• **TASK DIRECTIONS**:
The full text of the records below, minus any pictures, should be given back word for word.

Element data from apps and pages:
----------------

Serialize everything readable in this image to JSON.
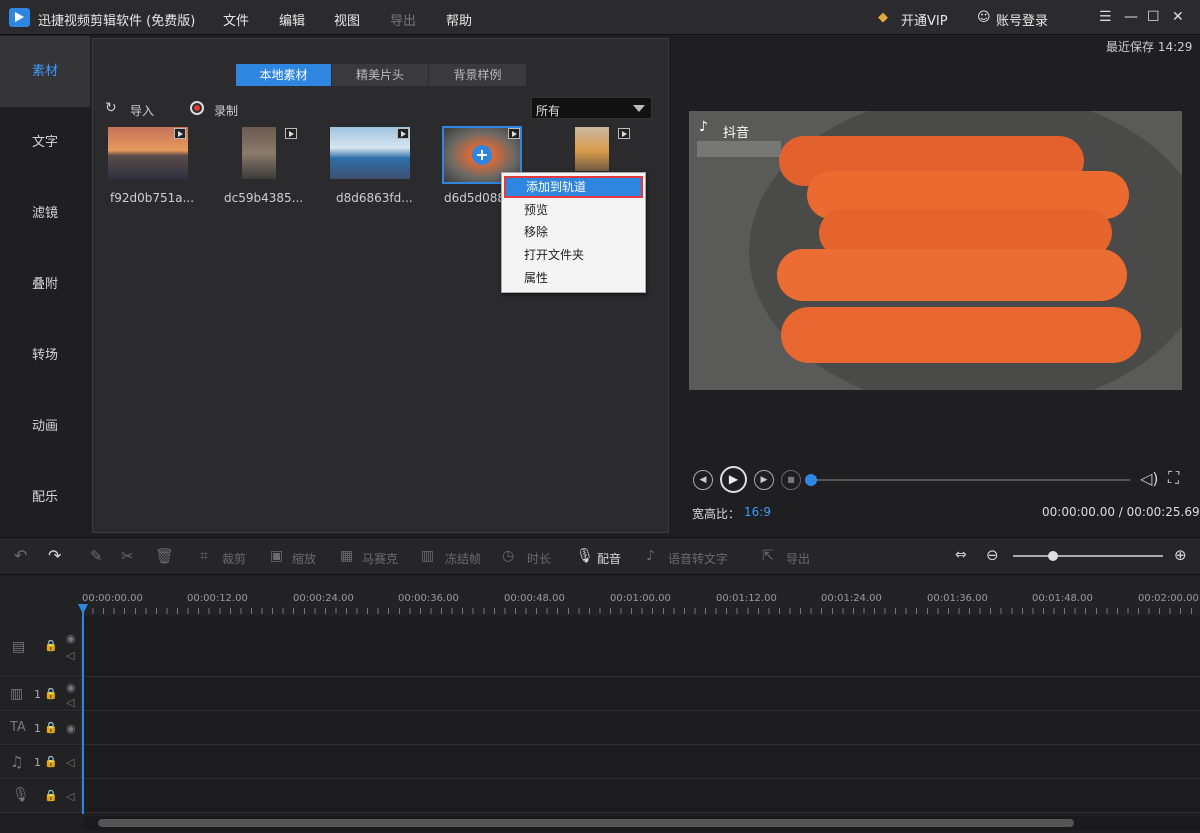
{
  "app": {
    "title": "迅捷视频剪辑软件 (免费版)",
    "menu": [
      "文件",
      "编辑",
      "视图",
      "导出",
      "帮助"
    ],
    "vip": "开通VIP",
    "account": "账号登录",
    "window_controls": [
      "menu-icon",
      "minimize-icon",
      "maximize-icon",
      "close-icon"
    ]
  },
  "sidebar": {
    "items": [
      "素材",
      "文字",
      "滤镜",
      "叠附",
      "转场",
      "动画",
      "配乐"
    ]
  },
  "media": {
    "tabs": [
      "本地素材",
      "精美片头",
      "背景样例"
    ],
    "import": "导入",
    "record": "录制",
    "filter": "所有",
    "items": [
      "f92d0b751a...",
      "dc59b4385...",
      "d8d6863fd...",
      "d6d5d088",
      "",
      ""
    ]
  },
  "context_menu": {
    "items": [
      "添加到轨道",
      "预览",
      "移除",
      "打开文件夹",
      "属性"
    ]
  },
  "preview": {
    "last_save": "最近保存 14:29",
    "watermark": "抖音",
    "aspect_label": "宽高比：",
    "aspect_value": "16:9",
    "time": "00:00:00.00 / 00:00:25.69",
    "progress": 0
  },
  "toolbar": {
    "crop": "裁剪",
    "zoom": "缩放",
    "mosaic": "马赛克",
    "freeze": "冻结帧",
    "duration": "时长",
    "dub": "配音",
    "speech": "语音转文字",
    "export": "导出"
  },
  "timeline": {
    "ticks": [
      "00:00:00.00",
      "00:00:12.00",
      "00:00:24.00",
      "00:00:36.00",
      "00:00:48.00",
      "00:01:00.00",
      "00:01:12.00",
      "00:01:24.00",
      "00:01:36.00",
      "00:01:48.00",
      "00:02:00.00"
    ],
    "track_numbers": [
      "1",
      "1",
      "1"
    ]
  },
  "colors": {
    "accent": "#2f86e0",
    "highlight_border": "#e23a3a"
  }
}
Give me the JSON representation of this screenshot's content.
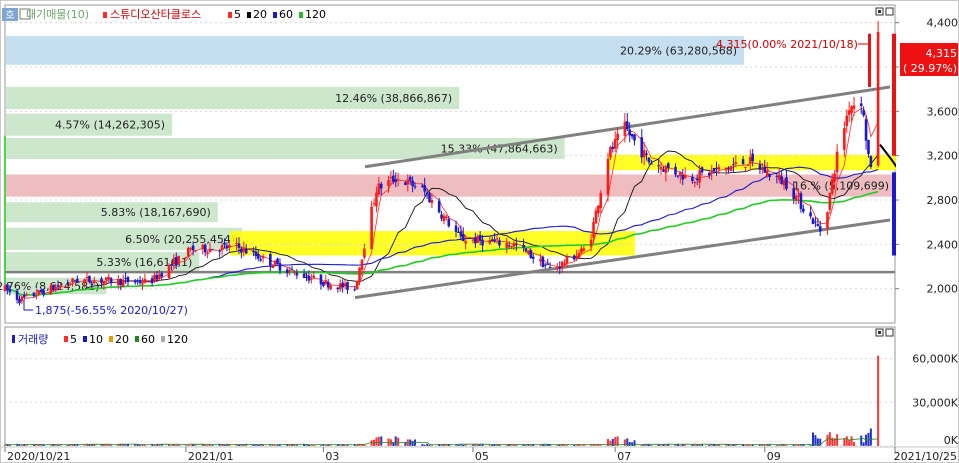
{
  "header": {
    "badge": "호",
    "ma_legend": "대기매물(10)",
    "stock_name": "스튜디오산타클로스",
    "ma_periods": [
      {
        "label": "5",
        "color": "#ff2a2a"
      },
      {
        "label": "20",
        "color": "#000000"
      },
      {
        "label": "60",
        "color": "#1a1acc"
      },
      {
        "label": "120",
        "color": "#22bb22"
      }
    ]
  },
  "volume_header": {
    "title": "거래량",
    "periods": [
      {
        "label": "5",
        "color": "#ff2a2a"
      },
      {
        "label": "10",
        "color": "#1a1acc"
      },
      {
        "label": "20",
        "color": "#e0a000"
      },
      {
        "label": "60",
        "color": "#228822"
      },
      {
        "label": "120",
        "color": "#aaaaaa"
      }
    ]
  },
  "chart_data": [
    {
      "type": "candlestick",
      "ylim": [
        1700,
        4550
      ],
      "y_ticks": [
        2000,
        2400,
        2800,
        3200,
        3600,
        4000,
        4400
      ],
      "y_tick_labels": [
        "2,000",
        "2,400",
        "2,800",
        "3,200",
        "3,600",
        "4,000",
        "4,400"
      ],
      "x_start": "2020/10/21",
      "x_end": "2021/10/25",
      "x_ticks": [
        {
          "date": "2020/10/21",
          "label": "2020/10/21"
        },
        {
          "date": "2021/01/04",
          "label": "2021/01"
        },
        {
          "date": "2021/03/02",
          "label": "03"
        },
        {
          "date": "2021/05/03",
          "label": "05"
        },
        {
          "date": "2021/07/01",
          "label": "07"
        },
        {
          "date": "2021/09/01",
          "label": "09"
        },
        {
          "date": "2021/10/25",
          "label": "2021/10/25"
        }
      ],
      "current_price": {
        "value": 4315,
        "label": "4,315",
        "change": "( 29.97%)"
      },
      "annotations": [
        {
          "text": "4,315(0.00% 2021/10/18)",
          "color": "#d00000"
        },
        {
          "text": "1,875(-56.55% 2020/10/27)",
          "color": "#1a1acc"
        }
      ],
      "volume_profile": [
        {
          "text": "20.29% (63,280,568)",
          "price_low": 4020,
          "price_high": 4280,
          "length": 1.0,
          "color": "#c6dff0"
        },
        {
          "text": "12.46% (38,866,867)",
          "price_low": 3620,
          "price_high": 3820,
          "length": 0.614,
          "color": "#cde7cd"
        },
        {
          "text": "4.57% (14,262,305)",
          "price_low": 3380,
          "price_high": 3580,
          "length": 0.225,
          "color": "#cde7cd"
        },
        {
          "text": "15.33% (47,864,663)",
          "price_low": 3170,
          "price_high": 3360,
          "length": 0.757,
          "color": "#cde7cd"
        },
        {
          "text": "16.% (5,109,699)",
          "price_low": 2830,
          "price_high": 3030,
          "length": 1.0,
          "color": "#efbcc0"
        },
        {
          "text": "5.83% (18,167,690)",
          "price_low": 2600,
          "price_high": 2780,
          "length": 0.287,
          "color": "#cde7cd"
        },
        {
          "text": "6.50% (20,255,454)",
          "price_low": 2350,
          "price_high": 2550,
          "length": 0.32,
          "color": "#cde7cd"
        },
        {
          "text": "5.33% (16,616,1)",
          "price_low": 2150,
          "price_high": 2330,
          "length": 0.262,
          "color": "#cde7cd"
        },
        {
          "text": "2.76% (8,624,581)",
          "price_low": 1950,
          "price_high": 2100,
          "length": 0.136,
          "color": "#cde7cd"
        }
      ],
      "volume_axis": {
        "ylim": [
          0,
          70000
        ],
        "ticks": [
          0,
          30000,
          60000
        ],
        "tick_labels": [
          "0K",
          "30,000K",
          "60,000K"
        ]
      }
    }
  ]
}
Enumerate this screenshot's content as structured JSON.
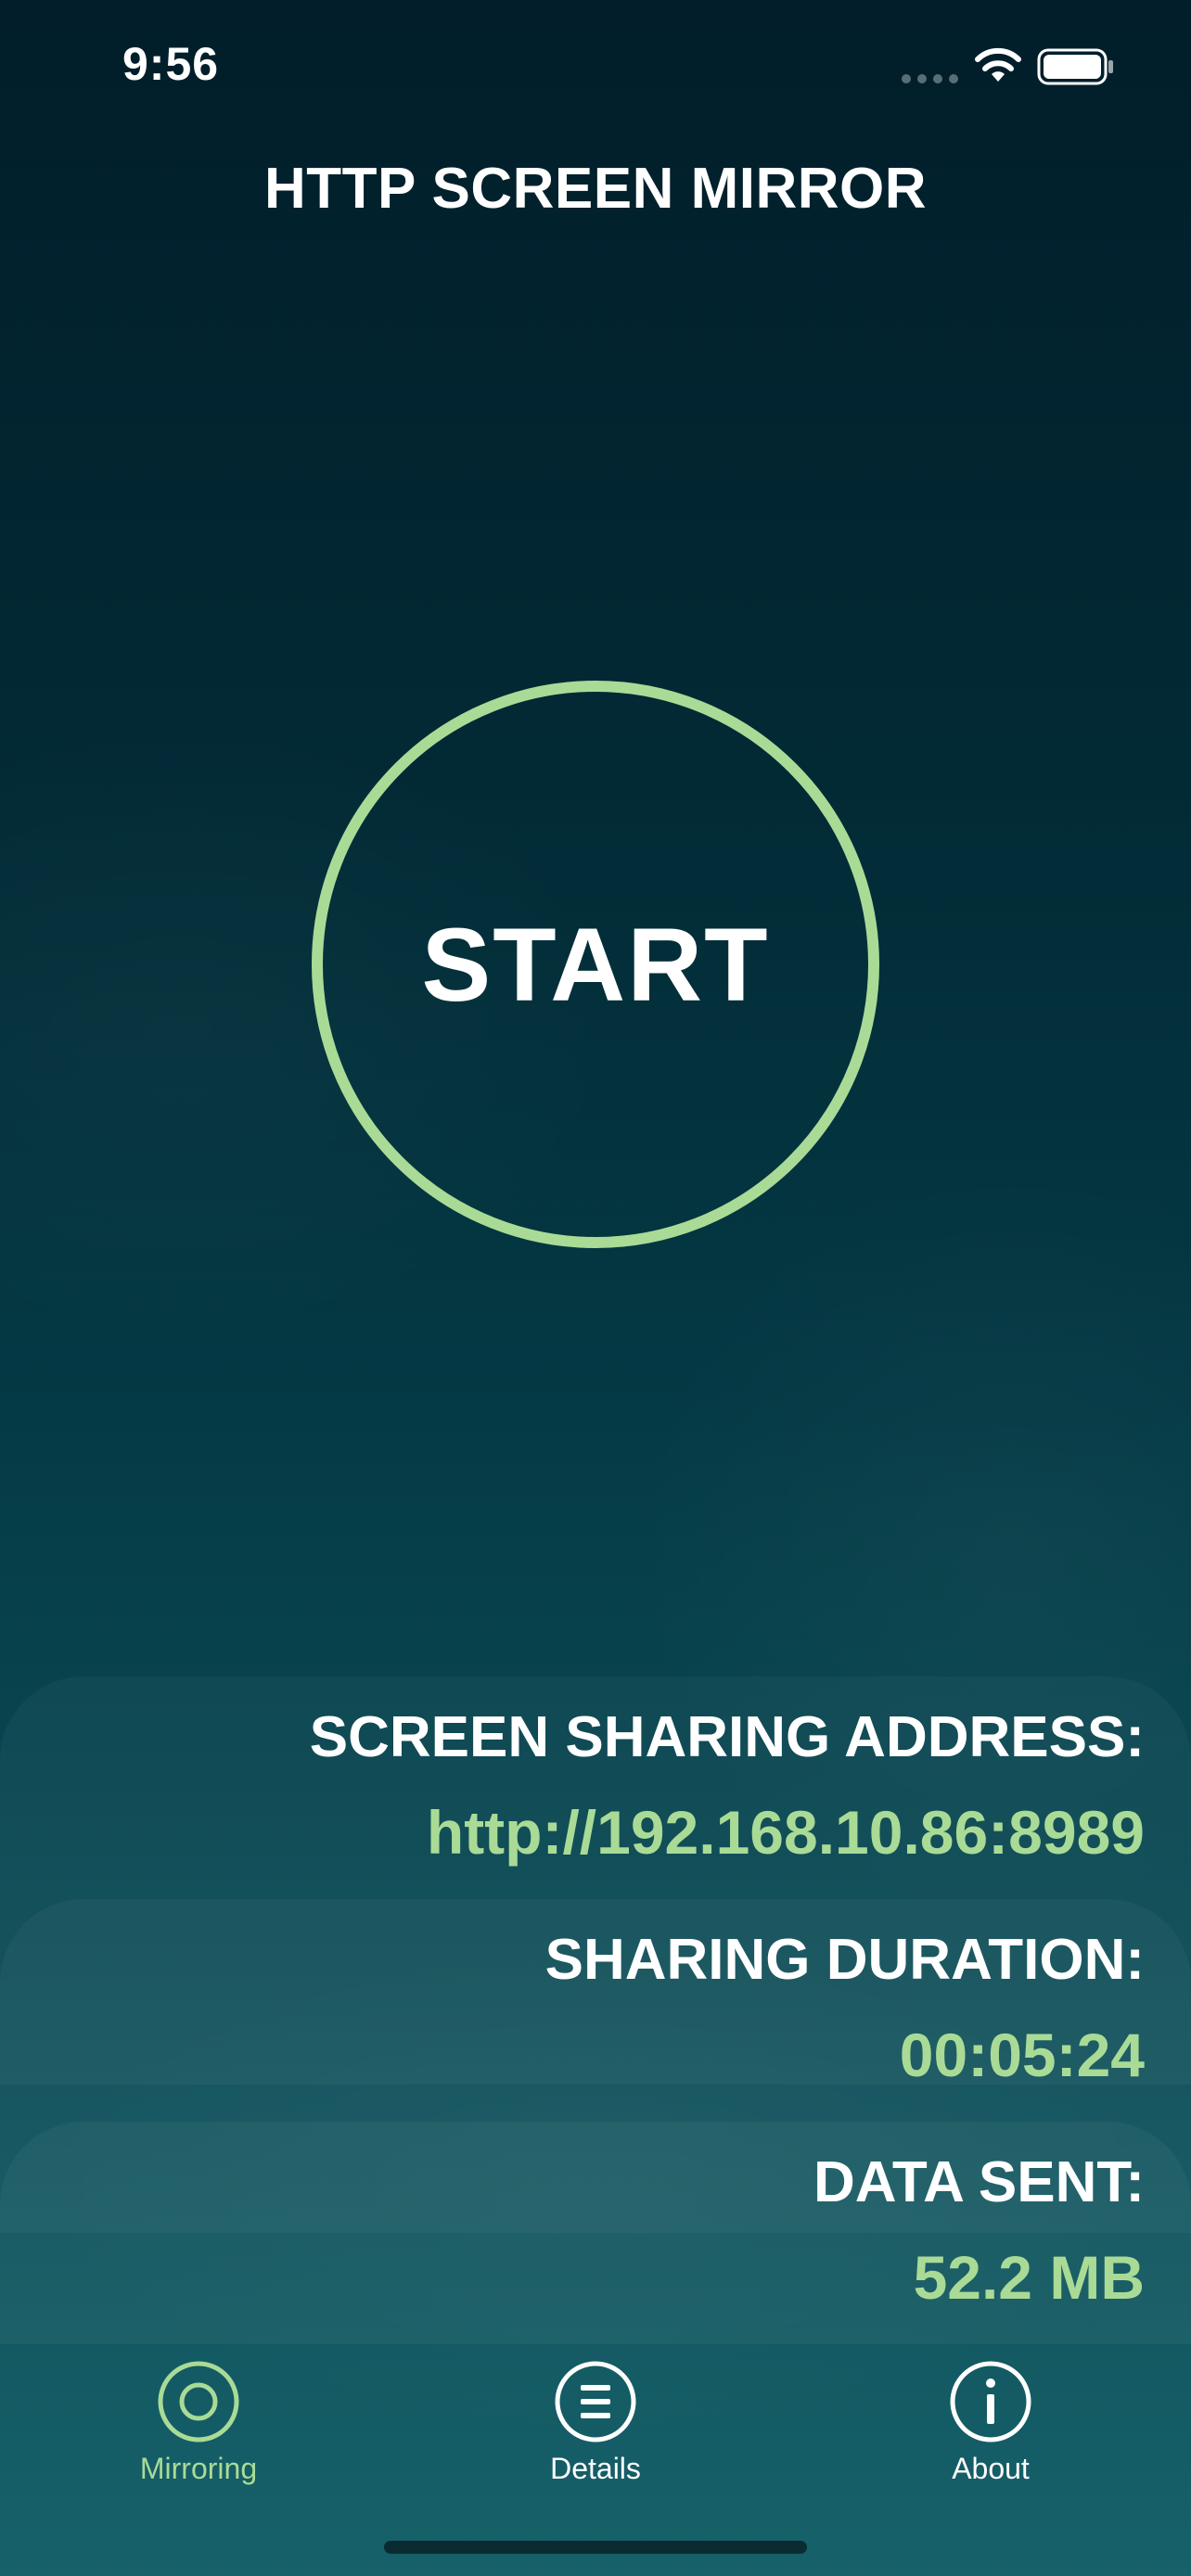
{
  "status_bar": {
    "time": "9:56"
  },
  "header": {
    "title": "HTTP SCREEN MIRROR"
  },
  "main": {
    "start_label": "START"
  },
  "info": {
    "address_label": "SCREEN SHARING ADDRESS:",
    "address_value": "http://192.168.10.86:8989",
    "duration_label": "SHARING DURATION:",
    "duration_value": "00:05:24",
    "data_label": "DATA SENT:",
    "data_value": "52.2 MB"
  },
  "tabs": [
    {
      "label": "Mirroring",
      "icon": "mirroring-icon",
      "active": true
    },
    {
      "label": "Details",
      "icon": "list-icon",
      "active": false
    },
    {
      "label": "About",
      "icon": "info-icon",
      "active": false
    }
  ],
  "colors": {
    "accent": "#a9db96",
    "background_top": "#011e2a",
    "background_bottom": "#17616a",
    "text": "#ffffff"
  }
}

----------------

• **RESPONSE**:
Serialize everything readable in this image to JSON.
{
  "app": {
    "title": "迅捷视频剪辑软件 (免费版)",
    "menu": [
      "文件",
      "编辑",
      "视图",
      "导出",
      "帮助"
    ],
    "vip": "开通VIP",
    "account": "账号登录",
    "window_controls": [
      "menu-icon",
      "minimize-icon",
      "maximize-icon",
      "close-icon"
    ]
  },
  "sidebar": {
    "items": [
      "素材",
      "文字",
      "滤镜",
      "叠附",
      "转场",
      "动画",
      "配乐"
    ]
  },
  "media": {
    "tabs": [
      "本地素材",
      "精美片头",
      "背景样例"
    ],
    "import": "导入",
    "record": "录制",
    "filter": "所有",
    "items": [
      "f92d0b751a...",
      "dc59b4385...",
      "d8d6863fd...",
      "d6d5d088",
      "",
      ""
    ]
  },
  "context_menu": {
    "items": [
      "添加到轨道",
      "预览",
      "移除",
      "打开文件夹",
      "属性"
    ]
  },
  "preview": {
    "last_save": "最近保存 14:29",
    "watermark": "抖音",
    "aspect_label": "宽高比：",
    "aspect_value": "16:9",
    "time": "00:00:00.00 / 00:00:25.69",
    "progress": 0
  },
  "toolbar": {
    "crop": "裁剪",
    "zoom": "缩放",
    "mosaic": "马赛克",
    "freeze": "冻结帧",
    "duration": "时长",
    "dub": "配音",
    "speech": "语音转文字",
    "export": "导出"
  },
  "timeline": {
    "ticks": [
      "00:00:00.00",
      "00:00:12.00",
      "00:00:24.00",
      "00:00:36.00",
      "00:00:48.00",
      "00:01:00.00",
      "00:01:12.00",
      "00:01:24.00",
      "00:01:36.00",
      "00:01:48.00",
      "00:02:00.00"
    ],
    "track_numbers": [
      "1",
      "1",
      "1"
    ]
  },
  "colors": {
    "accent": "#2f86e0",
    "highlight_border": "#e23a3a"
  }
}
Give me the JSON representation of this screenshot's content.
{
  "header": {
    "badge": "호",
    "ma_legend": "대기매물(10)",
    "stock_name": "스튜디오산타클로스",
    "ma_periods": [
      {
        "label": "5",
        "color": "#ff2a2a"
      },
      {
        "label": "20",
        "color": "#000000"
      },
      {
        "label": "60",
        "color": "#1a1acc"
      },
      {
        "label": "120",
        "color": "#22bb22"
      }
    ]
  },
  "volume_header": {
    "title": "거래량",
    "periods": [
      {
        "label": "5",
        "color": "#ff2a2a"
      },
      {
        "label": "10",
        "color": "#1a1acc"
      },
      {
        "label": "20",
        "color": "#e0a000"
      },
      {
        "label": "60",
        "color": "#228822"
      },
      {
        "label": "120",
        "color": "#aaaaaa"
      }
    ]
  },
  "chart_data": [
    {
      "type": "candlestick",
      "ylim": [
        1700,
        4550
      ],
      "y_ticks": [
        2000,
        2400,
        2800,
        3200,
        3600,
        4000,
        4400
      ],
      "y_tick_labels": [
        "2,000",
        "2,400",
        "2,800",
        "3,200",
        "3,600",
        "4,000",
        "4,400"
      ],
      "x_start": "2020/10/21",
      "x_end": "2021/10/25",
      "x_ticks": [
        {
          "date": "2020/10/21",
          "label": "2020/10/21"
        },
        {
          "date": "2021/01/04",
          "label": "2021/01"
        },
        {
          "date": "2021/03/02",
          "label": "03"
        },
        {
          "date": "2021/05/03",
          "label": "05"
        },
        {
          "date": "2021/07/01",
          "label": "07"
        },
        {
          "date": "2021/09/01",
          "label": "09"
        },
        {
          "date": "2021/10/25",
          "label": "2021/10/25"
        }
      ],
      "current_price": {
        "value": 4315,
        "label": "4,315",
        "change": "( 29.97%)"
      },
      "annotations": [
        {
          "text": "4,315(0.00% 2021/10/18)",
          "color": "#d00000"
        },
        {
          "text": "1,875(-56.55% 2020/10/27)",
          "color": "#1a1acc"
        }
      ],
      "volume_profile": [
        {
          "text": "20.29% (63,280,568)",
          "price_low": 4020,
          "price_high": 4280,
          "length": 1.0,
          "color": "#c6dff0"
        },
        {
          "text": "12.46% (38,866,867)",
          "price_low": 3620,
          "price_high": 3820,
          "length": 0.614,
          "color": "#cde7cd"
        },
        {
          "text": "4.57% (14,262,305)",
          "price_low": 3380,
          "price_high": 3580,
          "length": 0.225,
          "color": "#cde7cd"
        },
        {
          "text": "15.33% (47,864,663)",
          "price_low": 3170,
          "price_high": 3360,
          "length": 0.757,
          "color": "#cde7cd"
        },
        {
          "text": "16.% (5,109,699)",
          "price_low": 2830,
          "price_high": 3030,
          "length": 1.0,
          "color": "#efbcc0"
        },
        {
          "text": "5.83% (18,167,690)",
          "price_low": 2600,
          "price_high": 2780,
          "length": 0.287,
          "color": "#cde7cd"
        },
        {
          "text": "6.50% (20,255,454)",
          "price_low": 2350,
          "price_high": 2550,
          "length": 0.32,
          "color": "#cde7cd"
        },
        {
          "text": "5.33% (16,616,1)",
          "price_low": 2150,
          "price_high": 2330,
          "length": 0.262,
          "color": "#cde7cd"
        },
        {
          "text": "2.76% (8,624,581)",
          "price_low": 1950,
          "price_high": 2100,
          "length": 0.136,
          "color": "#cde7cd"
        }
      ],
      "volume_axis": {
        "ylim": [
          0,
          70000
        ],
        "ticks": [
          0,
          30000,
          60000
        ],
        "tick_labels": [
          "0K",
          "30,000K",
          "60,000K"
        ]
      }
    }
  ]
}
Enumerate this screenshot's content as structured JSON.
{
  "status_bar": {
    "time": "9:56"
  },
  "header": {
    "title": "HTTP SCREEN MIRROR"
  },
  "main": {
    "start_label": "START"
  },
  "info": {
    "address_label": "SCREEN SHARING ADDRESS:",
    "address_value": "http://192.168.10.86:8989",
    "duration_label": "SHARING DURATION:",
    "duration_value": "00:05:24",
    "data_label": "DATA SENT:",
    "data_value": "52.2 MB"
  },
  "tabs": [
    {
      "label": "Mirroring",
      "icon": "mirroring-icon",
      "active": true
    },
    {
      "label": "Details",
      "icon": "list-icon",
      "active": false
    },
    {
      "label": "About",
      "icon": "info-icon",
      "active": false
    }
  ],
  "colors": {
    "accent": "#a9db96",
    "background_top": "#011e2a",
    "background_bottom": "#17616a",
    "text": "#ffffff"
  }
}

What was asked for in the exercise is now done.